One way was through the kinship we felt with the many people in the churches we served who were former or active members of the armed forces. We found we were able to relate to people and minister to them in unique ways because of our shared experiences in uniform. Another way to minister to military personnel was through sponsoring cadets from the Air Force Academy (Mark’s alma mater) when ministry led us back to Colorado. We were able to offer these young people a “home away from home.”

When the time came for our ministry to change, entering the chaplaincy was a family decision. Though Ethan was only a year old when Mark began pastoring full time, and Lucas was born a few years later, we always tried to instill a great love for our country in our boys. As a result, they’ve always loved the military and were so proud their dad had served. Our family’s love for military service members, love for serving others, and strong burden to be the hands and feet of Christ to this sometimes-forgotten field made the decision to take on the new ministry an easy one.


A few years later, we asked our boys the difference between a pastor’s family and a chaplain’s family. They smiled and said, “It’s really not that different. The main difference is that we know we will be moving every two-three years.” In most pastorates, the length of a church stay is dependent upon the Lord’s leading. In chaplaincy, the matter is still in God’s hands, but He uses the military to move chaplains regularly, along with the people to whom you are ministering. As the old saying goes, “The only constant is change!” This definitely creates both opportunities and challenges to our ministry.

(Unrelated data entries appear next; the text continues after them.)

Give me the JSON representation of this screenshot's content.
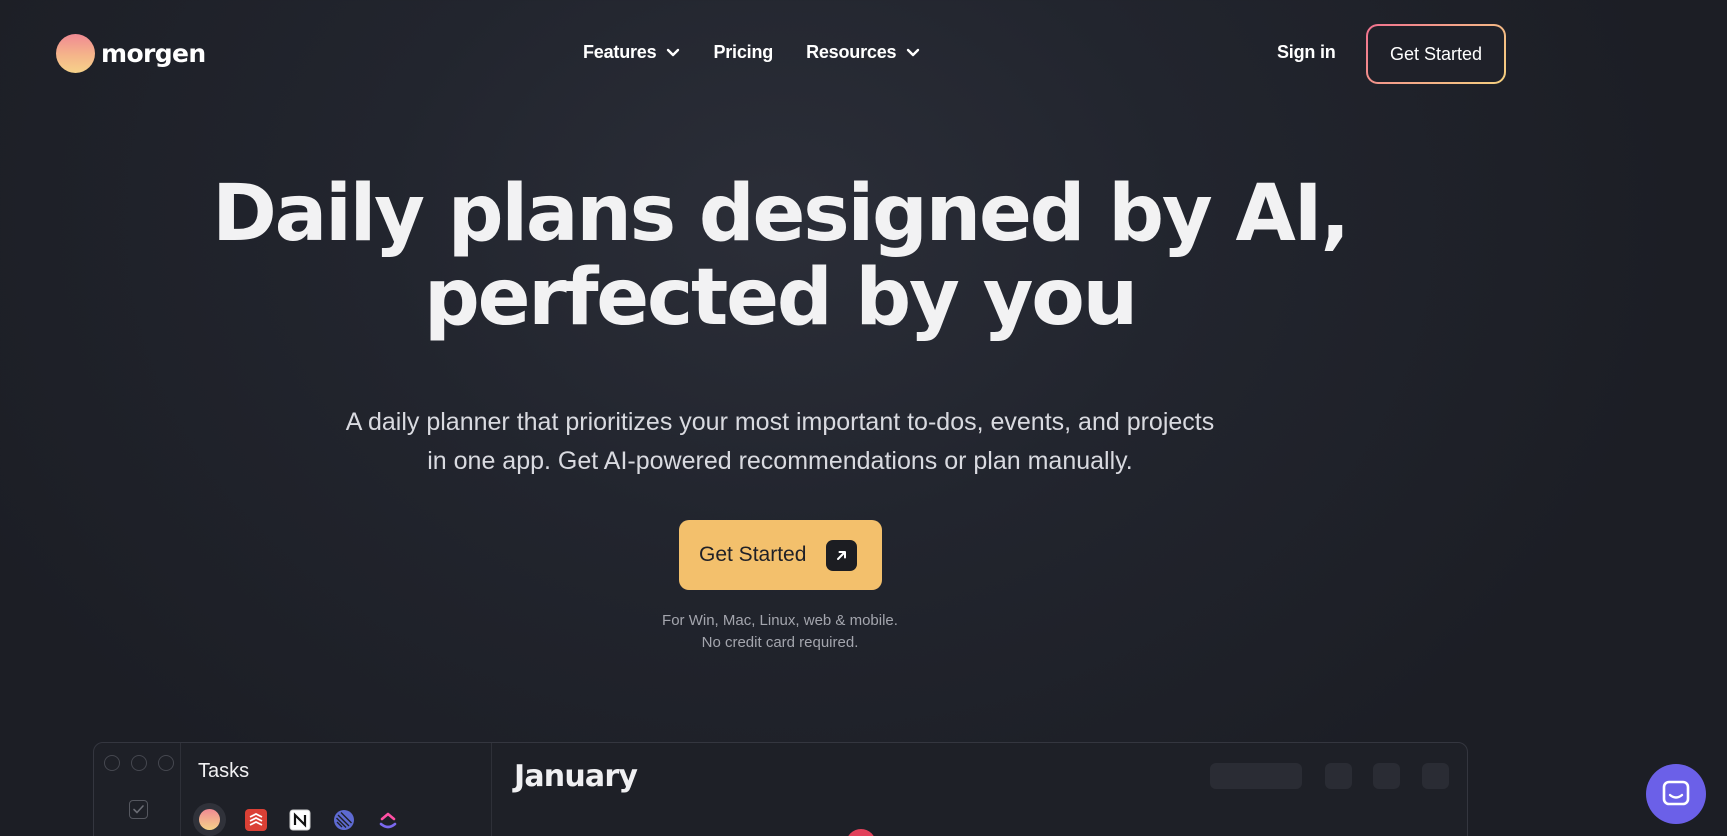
{
  "header": {
    "logo_text": "morgen",
    "nav": [
      {
        "label": "Features",
        "has_dropdown": true
      },
      {
        "label": "Pricing",
        "has_dropdown": false
      },
      {
        "label": "Resources",
        "has_dropdown": true
      }
    ],
    "sign_in_label": "Sign in",
    "cta_label": "Get Started"
  },
  "hero": {
    "title_line1": "Daily plans designed by AI,",
    "title_line2": "perfected by you",
    "subtitle_line1": "A daily planner that prioritizes your most important to-dos, events, and projects",
    "subtitle_line2": "in one app. Get AI-powered recommendations or plan manually.",
    "cta_label": "Get Started",
    "note_line1": "For Win, Mac, Linux, web & mobile.",
    "note_line2": "No credit card required."
  },
  "preview": {
    "tasks_title": "Tasks",
    "calendar_month": "January",
    "integration_icons": [
      "morgen-icon",
      "todoist-icon",
      "notion-icon",
      "linear-icon",
      "clickup-icon"
    ]
  },
  "colors": {
    "background": "#1c1e25",
    "cta_yellow": "#f3c06c",
    "chat_purple": "#6b60e8",
    "accent_gradient_start": "#f1708f",
    "accent_gradient_end": "#f4d07e"
  }
}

The congregation we serve is different from the typical church. The average age is much younger, families are always in transition, and people bring experiences from all over the world. Many of them have not lived near family since joining the military, so the military becomes their family. Because of the variety of jobs represented, the diversity of prior assignments, and the ability to integrate quickly into new settings, a military congregation consists of an amazing group of people.

Though the congregation may be different, ministry is essentially the same. Our congregation is full of people who need Jesus and want to know Him more. The boys and I are known as “the chaplain’s wife and sons” on our small base in Rota, Spain. Most people know who the chaplains are, so we still experience the expectations of any pastor’s family. Spouses are not required (or expected) by the military to be involved in the ministry, but I’ve found the congregation enjoys spouses taking an active role.

Ministry has always been a family affair, and this hasn’t changed since joining the Navy. The boys are actively involved in the chapel, helping with VBS, setting up for events and participating in youth group. I am the pianist and serve on the board for the Protestant Women of the Chapel, which offers Bible studies for ladies during the week. Our family enjoys the opportunities the military offers, and we are grateful to minister to the men and women who serve our great nation.

About the Writer: Danielle McCraney and sons Ethan and Lucas currently serve alongside their husband and dad Mark McCraney, a chaplain in the U.S. Navy. The family is stationed in Rota, Spain. Learn more about the chaplaincy:

©2018 ONE Magazine, National Association of Free Will Baptists